### DATA IN THIS EXERCISE:
((

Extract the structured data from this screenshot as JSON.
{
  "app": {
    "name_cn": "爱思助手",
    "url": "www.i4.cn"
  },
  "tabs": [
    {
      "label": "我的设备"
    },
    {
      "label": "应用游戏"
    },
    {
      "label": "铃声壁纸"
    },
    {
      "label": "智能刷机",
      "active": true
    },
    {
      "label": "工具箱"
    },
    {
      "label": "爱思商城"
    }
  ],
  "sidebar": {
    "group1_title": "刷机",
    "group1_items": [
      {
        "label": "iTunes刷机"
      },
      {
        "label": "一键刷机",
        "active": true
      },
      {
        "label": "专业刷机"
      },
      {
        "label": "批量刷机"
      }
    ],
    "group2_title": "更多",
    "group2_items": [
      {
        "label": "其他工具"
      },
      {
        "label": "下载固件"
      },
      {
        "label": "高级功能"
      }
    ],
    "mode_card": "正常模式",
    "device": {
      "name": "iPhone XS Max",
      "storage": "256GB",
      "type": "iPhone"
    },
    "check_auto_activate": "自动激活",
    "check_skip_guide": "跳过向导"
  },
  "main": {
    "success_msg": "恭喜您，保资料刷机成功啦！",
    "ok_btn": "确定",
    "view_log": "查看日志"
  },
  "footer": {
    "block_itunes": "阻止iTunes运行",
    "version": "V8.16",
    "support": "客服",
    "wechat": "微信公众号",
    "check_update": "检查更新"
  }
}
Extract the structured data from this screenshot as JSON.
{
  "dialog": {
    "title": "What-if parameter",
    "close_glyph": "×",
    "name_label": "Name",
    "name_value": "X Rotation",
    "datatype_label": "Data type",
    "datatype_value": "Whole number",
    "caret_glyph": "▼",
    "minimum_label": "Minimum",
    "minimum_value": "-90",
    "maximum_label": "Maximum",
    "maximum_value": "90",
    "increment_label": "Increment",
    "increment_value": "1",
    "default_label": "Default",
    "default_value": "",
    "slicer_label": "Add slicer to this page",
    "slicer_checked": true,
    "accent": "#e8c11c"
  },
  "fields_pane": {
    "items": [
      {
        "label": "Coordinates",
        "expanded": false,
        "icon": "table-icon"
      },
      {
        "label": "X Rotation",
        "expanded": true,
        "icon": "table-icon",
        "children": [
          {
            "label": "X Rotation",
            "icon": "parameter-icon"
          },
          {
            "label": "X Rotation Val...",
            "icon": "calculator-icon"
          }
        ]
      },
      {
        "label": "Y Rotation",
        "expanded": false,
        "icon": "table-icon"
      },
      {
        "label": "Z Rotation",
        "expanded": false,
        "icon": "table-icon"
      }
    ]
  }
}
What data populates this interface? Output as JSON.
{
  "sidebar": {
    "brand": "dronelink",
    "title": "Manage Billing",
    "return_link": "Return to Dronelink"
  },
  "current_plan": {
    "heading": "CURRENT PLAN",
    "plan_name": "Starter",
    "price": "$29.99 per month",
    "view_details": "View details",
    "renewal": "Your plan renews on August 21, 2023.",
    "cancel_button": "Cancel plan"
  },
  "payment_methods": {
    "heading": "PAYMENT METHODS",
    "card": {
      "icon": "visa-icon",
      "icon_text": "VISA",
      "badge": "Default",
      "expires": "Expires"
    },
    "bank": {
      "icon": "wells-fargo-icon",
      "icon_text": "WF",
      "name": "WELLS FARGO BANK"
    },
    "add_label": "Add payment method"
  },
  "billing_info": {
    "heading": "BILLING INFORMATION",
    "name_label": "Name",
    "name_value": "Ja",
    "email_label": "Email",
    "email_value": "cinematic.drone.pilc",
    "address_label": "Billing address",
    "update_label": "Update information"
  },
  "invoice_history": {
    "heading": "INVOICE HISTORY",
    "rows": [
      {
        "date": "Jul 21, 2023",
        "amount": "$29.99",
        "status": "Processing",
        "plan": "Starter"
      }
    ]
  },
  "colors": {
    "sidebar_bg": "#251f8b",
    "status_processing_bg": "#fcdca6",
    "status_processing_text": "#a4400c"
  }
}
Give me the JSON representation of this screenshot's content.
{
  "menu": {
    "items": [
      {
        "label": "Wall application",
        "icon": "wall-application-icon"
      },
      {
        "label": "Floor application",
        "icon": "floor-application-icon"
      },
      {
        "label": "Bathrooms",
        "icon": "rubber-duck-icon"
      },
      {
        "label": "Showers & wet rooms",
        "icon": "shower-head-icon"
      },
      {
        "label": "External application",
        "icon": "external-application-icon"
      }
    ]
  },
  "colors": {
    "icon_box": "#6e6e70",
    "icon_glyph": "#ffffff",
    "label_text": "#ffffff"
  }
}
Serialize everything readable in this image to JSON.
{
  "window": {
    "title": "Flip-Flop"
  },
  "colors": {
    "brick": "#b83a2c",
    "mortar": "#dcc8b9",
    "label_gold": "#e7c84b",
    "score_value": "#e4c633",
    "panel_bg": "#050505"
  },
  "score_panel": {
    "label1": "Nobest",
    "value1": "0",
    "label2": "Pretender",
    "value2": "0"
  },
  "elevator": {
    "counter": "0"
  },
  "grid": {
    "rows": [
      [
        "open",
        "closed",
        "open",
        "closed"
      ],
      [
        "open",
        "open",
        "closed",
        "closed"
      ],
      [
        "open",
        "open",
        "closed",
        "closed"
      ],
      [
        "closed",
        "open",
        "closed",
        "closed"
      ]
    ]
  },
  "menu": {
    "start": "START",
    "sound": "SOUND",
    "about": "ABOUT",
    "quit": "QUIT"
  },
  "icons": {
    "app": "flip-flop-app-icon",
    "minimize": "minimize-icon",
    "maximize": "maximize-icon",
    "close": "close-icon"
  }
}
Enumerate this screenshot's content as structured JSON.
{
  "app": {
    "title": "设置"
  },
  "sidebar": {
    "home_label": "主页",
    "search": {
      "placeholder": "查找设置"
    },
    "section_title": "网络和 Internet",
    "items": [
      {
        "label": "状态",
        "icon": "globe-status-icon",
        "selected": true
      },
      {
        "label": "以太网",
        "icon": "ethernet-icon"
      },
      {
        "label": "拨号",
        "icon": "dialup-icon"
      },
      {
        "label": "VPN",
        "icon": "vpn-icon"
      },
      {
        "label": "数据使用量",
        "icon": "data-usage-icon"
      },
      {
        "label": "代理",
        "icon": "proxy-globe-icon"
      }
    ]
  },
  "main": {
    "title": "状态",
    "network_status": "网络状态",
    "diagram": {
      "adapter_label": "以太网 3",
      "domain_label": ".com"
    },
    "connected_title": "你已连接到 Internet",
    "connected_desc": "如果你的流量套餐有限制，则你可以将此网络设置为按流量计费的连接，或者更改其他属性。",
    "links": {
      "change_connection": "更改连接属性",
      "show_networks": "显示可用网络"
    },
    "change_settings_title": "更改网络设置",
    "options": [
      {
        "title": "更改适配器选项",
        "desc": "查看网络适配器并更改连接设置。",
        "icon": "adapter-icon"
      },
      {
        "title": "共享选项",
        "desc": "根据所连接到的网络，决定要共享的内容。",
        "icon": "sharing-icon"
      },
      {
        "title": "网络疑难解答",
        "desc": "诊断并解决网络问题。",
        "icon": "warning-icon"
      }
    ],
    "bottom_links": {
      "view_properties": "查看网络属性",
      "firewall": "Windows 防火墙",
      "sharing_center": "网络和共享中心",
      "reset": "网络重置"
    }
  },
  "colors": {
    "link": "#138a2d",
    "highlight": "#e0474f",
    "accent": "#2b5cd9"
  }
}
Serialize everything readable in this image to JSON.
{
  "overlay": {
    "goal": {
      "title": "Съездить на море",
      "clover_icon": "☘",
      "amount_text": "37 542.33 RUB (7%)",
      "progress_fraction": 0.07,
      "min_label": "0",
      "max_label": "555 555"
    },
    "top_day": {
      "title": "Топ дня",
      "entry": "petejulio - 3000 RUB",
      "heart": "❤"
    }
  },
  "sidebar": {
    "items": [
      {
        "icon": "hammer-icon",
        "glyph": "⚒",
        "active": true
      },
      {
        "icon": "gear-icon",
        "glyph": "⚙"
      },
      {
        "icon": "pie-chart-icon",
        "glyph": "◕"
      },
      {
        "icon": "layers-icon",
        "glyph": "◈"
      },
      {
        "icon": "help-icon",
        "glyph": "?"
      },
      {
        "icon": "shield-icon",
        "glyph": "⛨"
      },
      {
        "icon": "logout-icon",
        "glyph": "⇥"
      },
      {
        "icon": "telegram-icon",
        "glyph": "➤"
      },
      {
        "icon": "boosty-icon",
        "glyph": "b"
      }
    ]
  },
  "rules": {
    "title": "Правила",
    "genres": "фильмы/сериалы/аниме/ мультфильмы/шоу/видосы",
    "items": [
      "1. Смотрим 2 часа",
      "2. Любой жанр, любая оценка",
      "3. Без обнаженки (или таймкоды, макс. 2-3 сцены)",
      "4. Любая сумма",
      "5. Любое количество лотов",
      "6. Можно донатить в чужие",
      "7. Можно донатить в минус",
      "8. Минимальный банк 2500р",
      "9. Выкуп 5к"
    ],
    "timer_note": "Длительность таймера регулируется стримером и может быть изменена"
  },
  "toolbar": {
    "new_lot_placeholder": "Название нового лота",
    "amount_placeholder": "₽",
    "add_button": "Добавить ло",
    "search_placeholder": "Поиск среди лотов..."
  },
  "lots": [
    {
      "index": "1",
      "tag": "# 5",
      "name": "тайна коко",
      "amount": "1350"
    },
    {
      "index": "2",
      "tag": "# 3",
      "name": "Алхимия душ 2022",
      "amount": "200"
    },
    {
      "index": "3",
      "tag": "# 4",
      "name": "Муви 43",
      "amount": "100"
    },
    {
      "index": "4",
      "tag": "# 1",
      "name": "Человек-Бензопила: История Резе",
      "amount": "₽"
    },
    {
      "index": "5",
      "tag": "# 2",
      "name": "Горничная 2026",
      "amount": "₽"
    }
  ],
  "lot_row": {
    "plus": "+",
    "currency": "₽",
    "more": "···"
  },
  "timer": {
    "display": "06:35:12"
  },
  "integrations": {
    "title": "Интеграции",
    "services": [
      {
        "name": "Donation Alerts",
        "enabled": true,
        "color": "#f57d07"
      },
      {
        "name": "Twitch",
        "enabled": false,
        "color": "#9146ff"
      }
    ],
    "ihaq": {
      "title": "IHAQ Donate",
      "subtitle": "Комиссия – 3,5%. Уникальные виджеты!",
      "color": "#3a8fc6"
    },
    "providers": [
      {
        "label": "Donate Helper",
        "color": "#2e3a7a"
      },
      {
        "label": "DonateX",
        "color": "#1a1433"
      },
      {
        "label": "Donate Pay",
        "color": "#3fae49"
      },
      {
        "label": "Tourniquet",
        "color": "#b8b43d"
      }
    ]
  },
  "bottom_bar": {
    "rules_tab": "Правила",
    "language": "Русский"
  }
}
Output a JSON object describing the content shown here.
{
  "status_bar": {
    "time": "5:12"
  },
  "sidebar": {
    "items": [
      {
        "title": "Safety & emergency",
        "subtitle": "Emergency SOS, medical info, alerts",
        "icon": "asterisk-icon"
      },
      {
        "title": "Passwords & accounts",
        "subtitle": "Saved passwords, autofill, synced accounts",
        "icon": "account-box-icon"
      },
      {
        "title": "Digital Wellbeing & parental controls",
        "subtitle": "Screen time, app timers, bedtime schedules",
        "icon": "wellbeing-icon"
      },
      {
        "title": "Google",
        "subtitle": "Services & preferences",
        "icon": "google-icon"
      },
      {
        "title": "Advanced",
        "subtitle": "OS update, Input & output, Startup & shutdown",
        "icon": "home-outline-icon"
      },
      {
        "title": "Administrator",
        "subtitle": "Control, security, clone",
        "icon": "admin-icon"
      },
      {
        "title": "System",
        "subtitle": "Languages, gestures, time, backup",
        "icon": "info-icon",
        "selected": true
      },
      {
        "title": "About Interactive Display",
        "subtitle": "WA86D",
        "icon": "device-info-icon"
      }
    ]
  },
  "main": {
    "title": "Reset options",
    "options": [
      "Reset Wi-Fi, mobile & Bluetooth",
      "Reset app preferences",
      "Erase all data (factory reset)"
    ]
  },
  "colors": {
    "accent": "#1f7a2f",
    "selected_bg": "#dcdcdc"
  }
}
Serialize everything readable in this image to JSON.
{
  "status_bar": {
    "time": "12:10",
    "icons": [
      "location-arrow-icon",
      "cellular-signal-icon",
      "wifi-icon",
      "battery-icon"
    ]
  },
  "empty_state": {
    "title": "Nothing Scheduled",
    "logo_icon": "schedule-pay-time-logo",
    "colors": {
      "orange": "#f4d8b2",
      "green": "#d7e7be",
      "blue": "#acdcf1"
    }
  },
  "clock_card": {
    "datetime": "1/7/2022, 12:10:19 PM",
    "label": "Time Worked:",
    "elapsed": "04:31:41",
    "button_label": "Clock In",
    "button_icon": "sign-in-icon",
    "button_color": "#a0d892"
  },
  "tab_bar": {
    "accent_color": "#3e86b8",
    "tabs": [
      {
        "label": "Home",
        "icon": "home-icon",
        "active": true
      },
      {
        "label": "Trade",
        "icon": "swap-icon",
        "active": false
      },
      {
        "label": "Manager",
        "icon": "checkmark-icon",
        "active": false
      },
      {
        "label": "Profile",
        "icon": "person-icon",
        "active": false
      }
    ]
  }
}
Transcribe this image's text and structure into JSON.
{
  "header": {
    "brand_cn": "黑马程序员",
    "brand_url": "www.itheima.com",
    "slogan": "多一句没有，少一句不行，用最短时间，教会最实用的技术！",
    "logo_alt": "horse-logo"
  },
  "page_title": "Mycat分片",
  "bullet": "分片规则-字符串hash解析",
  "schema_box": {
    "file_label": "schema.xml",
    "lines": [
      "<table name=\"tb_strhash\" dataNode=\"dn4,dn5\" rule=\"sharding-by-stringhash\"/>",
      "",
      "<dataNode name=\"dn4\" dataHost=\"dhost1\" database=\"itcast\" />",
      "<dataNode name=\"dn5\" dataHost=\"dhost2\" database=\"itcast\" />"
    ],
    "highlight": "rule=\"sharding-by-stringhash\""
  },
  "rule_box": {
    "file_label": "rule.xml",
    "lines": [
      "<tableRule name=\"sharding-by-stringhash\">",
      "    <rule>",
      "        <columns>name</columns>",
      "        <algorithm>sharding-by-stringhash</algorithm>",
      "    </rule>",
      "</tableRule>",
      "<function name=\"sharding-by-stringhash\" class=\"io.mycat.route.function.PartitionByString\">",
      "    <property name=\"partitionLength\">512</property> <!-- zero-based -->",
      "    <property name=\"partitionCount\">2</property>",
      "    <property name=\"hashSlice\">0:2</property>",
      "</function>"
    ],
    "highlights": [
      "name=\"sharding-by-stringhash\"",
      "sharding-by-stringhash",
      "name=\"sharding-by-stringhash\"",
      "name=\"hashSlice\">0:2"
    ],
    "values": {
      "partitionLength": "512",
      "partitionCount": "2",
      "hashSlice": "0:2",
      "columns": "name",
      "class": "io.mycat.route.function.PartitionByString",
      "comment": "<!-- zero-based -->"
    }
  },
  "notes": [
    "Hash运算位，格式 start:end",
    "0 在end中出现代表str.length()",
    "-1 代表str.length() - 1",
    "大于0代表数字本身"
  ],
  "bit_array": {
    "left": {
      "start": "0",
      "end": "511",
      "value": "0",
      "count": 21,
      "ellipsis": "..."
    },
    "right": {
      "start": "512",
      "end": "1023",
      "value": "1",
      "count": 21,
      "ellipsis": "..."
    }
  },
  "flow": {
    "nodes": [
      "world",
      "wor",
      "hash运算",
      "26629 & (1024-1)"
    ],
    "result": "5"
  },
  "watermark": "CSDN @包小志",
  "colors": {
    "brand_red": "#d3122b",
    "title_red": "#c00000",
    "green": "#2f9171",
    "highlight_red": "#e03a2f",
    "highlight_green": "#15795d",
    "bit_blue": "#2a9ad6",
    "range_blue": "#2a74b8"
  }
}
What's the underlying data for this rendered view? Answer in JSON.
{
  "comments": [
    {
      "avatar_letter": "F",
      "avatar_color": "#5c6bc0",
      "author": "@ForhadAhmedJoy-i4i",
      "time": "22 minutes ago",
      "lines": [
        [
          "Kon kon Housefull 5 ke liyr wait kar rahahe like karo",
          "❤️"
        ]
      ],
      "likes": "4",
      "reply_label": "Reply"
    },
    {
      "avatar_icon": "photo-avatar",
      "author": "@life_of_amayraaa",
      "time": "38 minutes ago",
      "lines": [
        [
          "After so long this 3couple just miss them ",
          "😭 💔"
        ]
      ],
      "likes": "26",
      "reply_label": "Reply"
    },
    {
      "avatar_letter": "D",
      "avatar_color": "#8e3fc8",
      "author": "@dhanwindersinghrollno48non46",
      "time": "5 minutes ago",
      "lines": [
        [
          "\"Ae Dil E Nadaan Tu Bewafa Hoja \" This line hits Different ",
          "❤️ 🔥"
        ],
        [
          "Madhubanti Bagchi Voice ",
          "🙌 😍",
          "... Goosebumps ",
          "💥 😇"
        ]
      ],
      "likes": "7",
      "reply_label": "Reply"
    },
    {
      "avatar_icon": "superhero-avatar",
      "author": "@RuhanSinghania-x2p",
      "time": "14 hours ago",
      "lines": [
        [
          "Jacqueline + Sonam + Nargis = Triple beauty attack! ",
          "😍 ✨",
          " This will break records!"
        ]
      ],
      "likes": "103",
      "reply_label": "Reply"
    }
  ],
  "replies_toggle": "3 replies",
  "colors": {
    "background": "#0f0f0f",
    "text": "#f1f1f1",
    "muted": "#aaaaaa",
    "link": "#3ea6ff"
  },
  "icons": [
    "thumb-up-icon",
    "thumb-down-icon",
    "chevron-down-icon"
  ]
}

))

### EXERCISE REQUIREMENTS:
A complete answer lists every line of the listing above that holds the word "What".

### WRITTEN SOLUTION:
    "title": "What-if parameter",
What data populates this interface? Output as JSON.
What's the underlying data for this rendered view? Answer in JSON.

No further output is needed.